I told you already. Start by having the fault codes read and recorded. There are well over 2,000 potential codes, and only about half of them result in the Check Engine light turning on. That light never turns on for the other half of the codes.
As for the PCV valve, that is an inexpensive thing to try, but otherwise we never throw random parts at a problem in hopes one fixes it. That is the most expensive and least effective way to diagnose a problem. Your mechanic will perform tests to determine what appears to be the cause of the problem, THEN replace a part, then verify the problem is solved. There are dozens of things that can cause the symptoms you described, so just because someone posted the part that was their solution, doesn't mean it's going to solve your problem.
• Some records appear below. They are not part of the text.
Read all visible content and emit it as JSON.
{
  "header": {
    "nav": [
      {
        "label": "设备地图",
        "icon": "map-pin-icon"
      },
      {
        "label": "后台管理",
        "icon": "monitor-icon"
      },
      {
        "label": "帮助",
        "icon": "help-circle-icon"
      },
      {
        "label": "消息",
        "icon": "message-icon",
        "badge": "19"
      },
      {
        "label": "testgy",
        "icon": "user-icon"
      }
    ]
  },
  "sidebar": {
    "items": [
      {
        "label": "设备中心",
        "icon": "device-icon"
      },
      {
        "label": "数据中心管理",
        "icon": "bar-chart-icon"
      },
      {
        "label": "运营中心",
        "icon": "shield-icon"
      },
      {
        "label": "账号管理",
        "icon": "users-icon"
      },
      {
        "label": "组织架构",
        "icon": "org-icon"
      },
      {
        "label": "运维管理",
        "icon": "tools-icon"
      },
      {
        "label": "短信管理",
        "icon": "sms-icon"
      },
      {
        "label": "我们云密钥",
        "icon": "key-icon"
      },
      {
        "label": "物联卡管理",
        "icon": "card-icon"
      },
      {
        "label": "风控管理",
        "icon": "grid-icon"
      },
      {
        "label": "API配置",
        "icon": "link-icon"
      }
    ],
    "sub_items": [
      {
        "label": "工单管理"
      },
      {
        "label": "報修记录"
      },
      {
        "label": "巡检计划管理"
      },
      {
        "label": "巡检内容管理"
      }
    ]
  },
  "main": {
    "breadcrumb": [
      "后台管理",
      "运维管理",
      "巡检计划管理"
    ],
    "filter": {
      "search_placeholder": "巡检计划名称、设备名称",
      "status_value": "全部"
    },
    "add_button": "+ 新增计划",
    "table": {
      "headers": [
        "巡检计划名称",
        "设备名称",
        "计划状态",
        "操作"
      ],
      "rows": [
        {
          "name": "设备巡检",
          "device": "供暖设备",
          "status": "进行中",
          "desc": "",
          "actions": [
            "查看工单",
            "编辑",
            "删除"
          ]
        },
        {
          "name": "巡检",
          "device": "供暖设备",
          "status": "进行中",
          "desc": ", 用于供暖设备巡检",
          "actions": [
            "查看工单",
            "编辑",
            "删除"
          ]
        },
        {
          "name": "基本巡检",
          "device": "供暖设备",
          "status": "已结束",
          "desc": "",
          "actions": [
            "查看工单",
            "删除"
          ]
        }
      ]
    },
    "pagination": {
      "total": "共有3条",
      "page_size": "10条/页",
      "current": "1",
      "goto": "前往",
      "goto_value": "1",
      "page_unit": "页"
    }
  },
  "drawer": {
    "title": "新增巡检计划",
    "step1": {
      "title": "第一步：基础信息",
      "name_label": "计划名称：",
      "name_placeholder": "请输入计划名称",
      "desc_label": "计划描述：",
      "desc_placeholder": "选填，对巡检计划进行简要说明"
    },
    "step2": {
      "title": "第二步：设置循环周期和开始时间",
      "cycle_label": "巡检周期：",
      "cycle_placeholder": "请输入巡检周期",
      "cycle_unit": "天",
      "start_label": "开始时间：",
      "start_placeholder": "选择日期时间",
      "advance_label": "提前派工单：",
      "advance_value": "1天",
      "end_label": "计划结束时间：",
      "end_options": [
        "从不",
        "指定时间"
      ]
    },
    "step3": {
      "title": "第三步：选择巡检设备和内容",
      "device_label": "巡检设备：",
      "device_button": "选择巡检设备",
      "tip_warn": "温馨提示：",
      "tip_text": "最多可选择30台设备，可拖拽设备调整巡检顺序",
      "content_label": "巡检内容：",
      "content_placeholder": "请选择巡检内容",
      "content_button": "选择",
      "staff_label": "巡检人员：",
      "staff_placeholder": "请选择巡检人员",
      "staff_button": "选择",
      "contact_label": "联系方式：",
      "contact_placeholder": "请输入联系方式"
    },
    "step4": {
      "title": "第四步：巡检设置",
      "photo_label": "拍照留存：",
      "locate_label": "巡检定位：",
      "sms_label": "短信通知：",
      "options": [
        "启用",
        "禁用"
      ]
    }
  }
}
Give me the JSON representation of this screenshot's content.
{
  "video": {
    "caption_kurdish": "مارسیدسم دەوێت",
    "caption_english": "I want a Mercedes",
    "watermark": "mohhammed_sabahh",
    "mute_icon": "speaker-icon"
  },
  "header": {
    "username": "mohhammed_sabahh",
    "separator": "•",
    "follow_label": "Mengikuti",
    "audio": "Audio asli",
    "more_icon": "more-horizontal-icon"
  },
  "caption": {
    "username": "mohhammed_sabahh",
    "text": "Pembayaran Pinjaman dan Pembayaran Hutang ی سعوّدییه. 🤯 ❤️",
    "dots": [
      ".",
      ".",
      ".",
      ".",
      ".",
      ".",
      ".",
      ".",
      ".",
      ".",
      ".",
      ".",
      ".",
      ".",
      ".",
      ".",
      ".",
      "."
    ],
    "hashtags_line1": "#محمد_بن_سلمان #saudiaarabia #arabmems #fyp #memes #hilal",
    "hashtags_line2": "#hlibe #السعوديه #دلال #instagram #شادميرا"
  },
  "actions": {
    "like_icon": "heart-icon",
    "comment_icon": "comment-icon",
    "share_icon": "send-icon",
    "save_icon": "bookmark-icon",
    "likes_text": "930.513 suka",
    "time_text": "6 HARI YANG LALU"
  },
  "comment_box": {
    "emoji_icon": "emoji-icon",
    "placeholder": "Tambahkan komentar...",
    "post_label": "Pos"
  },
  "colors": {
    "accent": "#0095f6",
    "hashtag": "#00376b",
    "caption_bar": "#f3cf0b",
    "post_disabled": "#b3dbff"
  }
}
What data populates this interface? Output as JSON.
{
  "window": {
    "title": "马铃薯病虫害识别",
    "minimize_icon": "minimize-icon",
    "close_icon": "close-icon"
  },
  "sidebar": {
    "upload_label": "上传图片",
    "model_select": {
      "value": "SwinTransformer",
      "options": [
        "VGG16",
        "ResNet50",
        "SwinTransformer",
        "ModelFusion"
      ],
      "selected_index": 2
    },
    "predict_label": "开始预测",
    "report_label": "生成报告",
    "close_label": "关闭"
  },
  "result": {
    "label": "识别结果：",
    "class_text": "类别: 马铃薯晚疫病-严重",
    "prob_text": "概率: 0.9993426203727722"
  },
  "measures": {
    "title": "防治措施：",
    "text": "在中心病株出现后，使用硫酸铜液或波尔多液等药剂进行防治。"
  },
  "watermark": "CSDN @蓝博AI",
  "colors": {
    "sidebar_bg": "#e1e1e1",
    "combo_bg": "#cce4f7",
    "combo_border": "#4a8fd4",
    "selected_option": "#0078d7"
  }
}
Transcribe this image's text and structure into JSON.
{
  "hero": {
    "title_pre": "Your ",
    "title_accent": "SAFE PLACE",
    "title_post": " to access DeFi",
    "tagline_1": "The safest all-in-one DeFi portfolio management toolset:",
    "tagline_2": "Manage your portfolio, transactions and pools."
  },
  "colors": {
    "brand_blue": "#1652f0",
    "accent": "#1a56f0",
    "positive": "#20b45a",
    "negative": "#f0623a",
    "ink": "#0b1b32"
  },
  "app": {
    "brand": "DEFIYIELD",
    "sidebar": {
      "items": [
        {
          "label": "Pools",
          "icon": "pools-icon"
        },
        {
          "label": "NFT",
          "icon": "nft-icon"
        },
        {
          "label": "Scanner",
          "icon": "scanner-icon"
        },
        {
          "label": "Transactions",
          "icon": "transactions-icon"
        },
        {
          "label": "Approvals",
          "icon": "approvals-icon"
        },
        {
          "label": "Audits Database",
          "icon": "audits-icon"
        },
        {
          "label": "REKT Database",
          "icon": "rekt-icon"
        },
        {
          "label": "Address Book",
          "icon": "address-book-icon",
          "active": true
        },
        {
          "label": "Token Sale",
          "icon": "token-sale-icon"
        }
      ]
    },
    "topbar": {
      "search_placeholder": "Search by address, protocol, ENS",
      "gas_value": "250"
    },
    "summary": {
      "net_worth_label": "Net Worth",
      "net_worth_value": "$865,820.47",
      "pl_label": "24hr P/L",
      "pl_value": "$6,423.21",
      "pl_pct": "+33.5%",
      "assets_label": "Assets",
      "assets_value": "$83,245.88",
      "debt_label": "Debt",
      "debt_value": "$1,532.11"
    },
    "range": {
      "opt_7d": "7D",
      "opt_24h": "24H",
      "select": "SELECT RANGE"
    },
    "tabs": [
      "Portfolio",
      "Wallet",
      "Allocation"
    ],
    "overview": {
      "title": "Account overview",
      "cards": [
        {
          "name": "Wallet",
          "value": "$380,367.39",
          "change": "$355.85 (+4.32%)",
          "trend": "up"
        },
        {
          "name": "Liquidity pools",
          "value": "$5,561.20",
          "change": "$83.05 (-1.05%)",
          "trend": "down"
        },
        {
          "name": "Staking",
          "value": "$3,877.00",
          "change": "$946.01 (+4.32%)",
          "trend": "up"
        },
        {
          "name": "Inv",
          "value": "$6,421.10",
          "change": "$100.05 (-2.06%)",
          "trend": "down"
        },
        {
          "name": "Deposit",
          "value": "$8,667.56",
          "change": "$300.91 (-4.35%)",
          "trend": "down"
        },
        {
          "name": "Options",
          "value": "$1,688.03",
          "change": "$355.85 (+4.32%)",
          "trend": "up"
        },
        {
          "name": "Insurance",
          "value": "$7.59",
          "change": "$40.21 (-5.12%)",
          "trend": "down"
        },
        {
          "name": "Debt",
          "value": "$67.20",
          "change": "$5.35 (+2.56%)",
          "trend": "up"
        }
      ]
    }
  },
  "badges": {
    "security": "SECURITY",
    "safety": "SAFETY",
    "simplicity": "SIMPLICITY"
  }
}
If it was that easy, we would just compile a list of symptoms and the parts that solve them.
The next thing is to have your mechanic use a scanner to see what the Engine Computer is seeing and responding to.
Saturday, July 11th, 2015 AT 7:55 AM